● DATA EXTRACTS
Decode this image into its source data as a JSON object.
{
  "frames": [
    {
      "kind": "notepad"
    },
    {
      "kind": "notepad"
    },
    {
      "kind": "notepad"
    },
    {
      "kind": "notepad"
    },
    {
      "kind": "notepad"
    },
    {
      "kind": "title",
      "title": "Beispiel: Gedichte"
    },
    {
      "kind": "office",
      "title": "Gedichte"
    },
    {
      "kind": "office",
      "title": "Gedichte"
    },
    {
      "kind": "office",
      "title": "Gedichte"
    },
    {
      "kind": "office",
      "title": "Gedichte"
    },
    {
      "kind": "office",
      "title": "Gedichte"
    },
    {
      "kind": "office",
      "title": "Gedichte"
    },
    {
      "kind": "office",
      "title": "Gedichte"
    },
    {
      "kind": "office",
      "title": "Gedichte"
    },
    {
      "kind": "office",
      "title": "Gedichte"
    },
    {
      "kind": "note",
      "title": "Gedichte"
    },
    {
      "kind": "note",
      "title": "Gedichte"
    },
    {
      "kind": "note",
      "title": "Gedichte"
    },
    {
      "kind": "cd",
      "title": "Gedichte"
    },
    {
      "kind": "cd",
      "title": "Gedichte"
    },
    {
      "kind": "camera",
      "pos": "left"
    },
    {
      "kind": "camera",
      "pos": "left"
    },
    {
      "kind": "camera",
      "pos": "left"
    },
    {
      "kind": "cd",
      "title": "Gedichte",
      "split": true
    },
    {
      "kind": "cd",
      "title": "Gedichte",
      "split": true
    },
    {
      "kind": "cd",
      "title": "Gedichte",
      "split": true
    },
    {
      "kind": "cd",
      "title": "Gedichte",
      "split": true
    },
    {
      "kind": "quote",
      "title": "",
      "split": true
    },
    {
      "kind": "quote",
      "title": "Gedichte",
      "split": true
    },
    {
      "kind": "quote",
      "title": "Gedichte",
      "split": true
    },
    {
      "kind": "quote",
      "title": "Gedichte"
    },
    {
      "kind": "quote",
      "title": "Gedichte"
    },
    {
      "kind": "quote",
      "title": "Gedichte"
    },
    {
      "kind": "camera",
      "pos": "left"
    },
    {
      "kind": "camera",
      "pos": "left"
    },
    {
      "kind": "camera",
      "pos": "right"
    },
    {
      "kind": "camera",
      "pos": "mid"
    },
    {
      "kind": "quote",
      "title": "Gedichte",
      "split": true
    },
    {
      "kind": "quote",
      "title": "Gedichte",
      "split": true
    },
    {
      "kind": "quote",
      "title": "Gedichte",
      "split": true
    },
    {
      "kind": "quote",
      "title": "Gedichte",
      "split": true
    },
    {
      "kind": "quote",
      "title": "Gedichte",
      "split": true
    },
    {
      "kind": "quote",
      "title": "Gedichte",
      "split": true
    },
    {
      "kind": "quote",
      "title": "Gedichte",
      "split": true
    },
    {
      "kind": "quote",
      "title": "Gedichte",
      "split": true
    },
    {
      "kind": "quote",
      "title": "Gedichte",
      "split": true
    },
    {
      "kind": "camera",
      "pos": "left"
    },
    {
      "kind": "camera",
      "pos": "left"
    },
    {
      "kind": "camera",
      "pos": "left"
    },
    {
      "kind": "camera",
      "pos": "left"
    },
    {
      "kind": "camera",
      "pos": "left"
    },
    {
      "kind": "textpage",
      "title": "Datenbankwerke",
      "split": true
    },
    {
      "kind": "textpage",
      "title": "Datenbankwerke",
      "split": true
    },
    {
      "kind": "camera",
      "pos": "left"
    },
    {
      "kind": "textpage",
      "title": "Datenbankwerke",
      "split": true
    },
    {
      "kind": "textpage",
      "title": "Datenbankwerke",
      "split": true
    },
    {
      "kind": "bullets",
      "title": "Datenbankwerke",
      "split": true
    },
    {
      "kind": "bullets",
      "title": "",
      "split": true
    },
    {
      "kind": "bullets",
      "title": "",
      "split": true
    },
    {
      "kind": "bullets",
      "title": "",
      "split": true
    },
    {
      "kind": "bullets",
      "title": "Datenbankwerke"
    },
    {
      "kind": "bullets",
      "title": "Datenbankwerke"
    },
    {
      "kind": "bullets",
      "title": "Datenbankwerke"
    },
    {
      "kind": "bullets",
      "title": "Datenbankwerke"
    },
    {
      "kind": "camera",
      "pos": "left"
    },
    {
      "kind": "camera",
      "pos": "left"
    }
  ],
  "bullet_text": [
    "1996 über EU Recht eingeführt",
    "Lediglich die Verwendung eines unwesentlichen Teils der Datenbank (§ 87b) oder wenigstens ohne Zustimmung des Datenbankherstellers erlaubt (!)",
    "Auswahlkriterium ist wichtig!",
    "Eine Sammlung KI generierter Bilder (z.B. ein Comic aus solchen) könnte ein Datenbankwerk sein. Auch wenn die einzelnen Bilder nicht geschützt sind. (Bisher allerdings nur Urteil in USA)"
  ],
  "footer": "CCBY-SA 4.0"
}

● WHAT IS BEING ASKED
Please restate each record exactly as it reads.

● OUTPUT OF THE TASK
Decode this image into its source data as a JSON object.
{
  "frames": [
    {
      "kind": "notepad"
    },
    {
      "kind": "notepad"
    },
    {
      "kind": "notepad"
    },
    {
      "kind": "notepad"
    },
    {
      "kind": "notepad"
    },
    {
      "kind": "title",
      "title": "Beispiel: Gedichte"
    },
    {
      "kind": "office",
      "title": "Gedichte"
    },
    {
      "kind": "office",
      "title": "Gedichte"
    },
    {
      "kind": "office",
      "title": "Gedichte"
    },
    {
      "kind": "office",
      "title": "Gedichte"
    },
    {
      "kind": "office",
      "title": "Gedichte"
    },
    {
      "kind": "office",
      "title": "Gedichte"
    },
    {
      "kind": "office",
      "title": "Gedichte"
    },
    {
      "kind": "office",
      "title": "Gedichte"
    },
    {
      "kind": "office",
      "title": "Gedichte"
    },
    {
      "kind": "note",
      "title": "Gedichte"
    },
    {
      "kind": "note",
      "title": "Gedichte"
    },
    {
      "kind": "note",
      "title": "Gedichte"
    },
    {
      "kind": "cd",
      "title": "Gedichte"
    },
    {
      "kind": "cd",
      "title": "Gedichte"
    },
    {
      "kind": "camera",
      "pos": "left"
    },
    {
      "kind": "camera",
      "pos": "left"
    },
    {
      "kind": "camera",
      "pos": "left"
    },
    {
      "kind": "cd",
      "title": "Gedichte",
      "split": true
    },
    {
      "kind": "cd",
      "title": "Gedichte",
      "split": true
    },
    {
      "kind": "cd",
      "title": "Gedichte",
      "split": true
    },
    {
      "kind": "cd",
      "title": "Gedichte",
      "split": true
    },
    {
      "kind": "quote",
      "title": "",
      "split": true
    },
    {
      "kind": "quote",
      "title": "Gedichte",
      "split": true
    },
    {
      "kind": "quote",
      "title": "Gedichte",
      "split": true
    },
    {
      "kind": "quote",
      "title": "Gedichte"
    },
    {
      "kind": "quote",
      "title": "Gedichte"
    },
    {
      "kind": "quote",
      "title": "Gedichte"
    },
    {
      "kind": "camera",
      "pos": "left"
    },
    {
      "kind": "camera",
      "pos": "left"
    },
    {
      "kind": "camera",
      "pos": "right"
    },
    {
      "kind": "camera",
      "pos": "mid"
    },
    {
      "kind": "quote",
      "title": "Gedichte",
      "split": true
    },
    {
      "kind": "quote",
      "title": "Gedichte",
      "split": true
    },
    {
      "kind": "quote",
      "title": "Gedichte",
      "split": true
    },
    {
      "kind": "quote",
      "title": "Gedichte",
      "split": true
    },
    {
      "kind": "quote",
      "title": "Gedichte",
      "split": true
    },
    {
      "kind": "quote",
      "title": "Gedichte",
      "split": true
    },
    {
      "kind": "quote",
      "title": "Gedichte",
      "split": true
    },
    {
      "kind": "quote",
      "title": "Gedichte",
      "split": true
    },
    {
      "kind": "quote",
      "title": "Gedichte",
      "split": true
    },
    {
      "kind": "camera",
      "pos": "left"
    },
    {
      "kind": "camera",
      "pos": "left"
    },
    {
      "kind": "camera",
      "pos": "left"
    },
    {
      "kind": "camera",
      "pos": "left"
    },
    {
      "kind": "camera",
      "pos": "left"
    },
    {
      "kind": "textpage",
      "title": "Datenbankwerke",
      "split": true
    },
    {
      "kind": "textpage",
      "title": "Datenbankwerke",
      "split": true
    },
    {
      "kind": "camera",
      "pos": "left"
    },
    {
      "kind": "textpage",
      "title": "Datenbankwerke",
      "split": true
    },
    {
      "kind": "textpage",
      "title": "Datenbankwerke",
      "split": true
    },
    {
      "kind": "bullets",
      "title": "Datenbankwerke",
      "split": true
    },
    {
      "kind": "bullets",
      "title": "",
      "split": true
    },
    {
      "kind": "bullets",
      "title": "",
      "split": true
    },
    {
      "kind": "bullets",
      "title": "",
      "split": true
    },
    {
      "kind": "bullets",
      "title": "Datenbankwerke"
    },
    {
      "kind": "bullets",
      "title": "Datenbankwerke"
    },
    {
      "kind": "bullets",
      "title": "Datenbankwerke"
    },
    {
      "kind": "bullets",
      "title": "Datenbankwerke"
    },
    {
      "kind": "camera",
      "pos": "left"
    },
    {
      "kind": "camera",
      "pos": "left"
    }
  ],
  "bullet_text": [
    "1996 über EU Recht eingeführt",
    "Lediglich die Verwendung eines unwesentlichen Teils der Datenbank (§ 87b) oder wenigstens ohne Zustimmung des Datenbankherstellers erlaubt (!)",
    "Auswahlkriterium ist wichtig!",
    "Eine Sammlung KI generierter Bilder (z.B. ein Comic aus solchen) könnte ein Datenbankwerk sein. Auch wenn die einzelnen Bilder nicht geschützt sind. (Bisher allerdings nur Urteil in USA)"
  ],
  "footer": "CCBY-SA 4.0"
}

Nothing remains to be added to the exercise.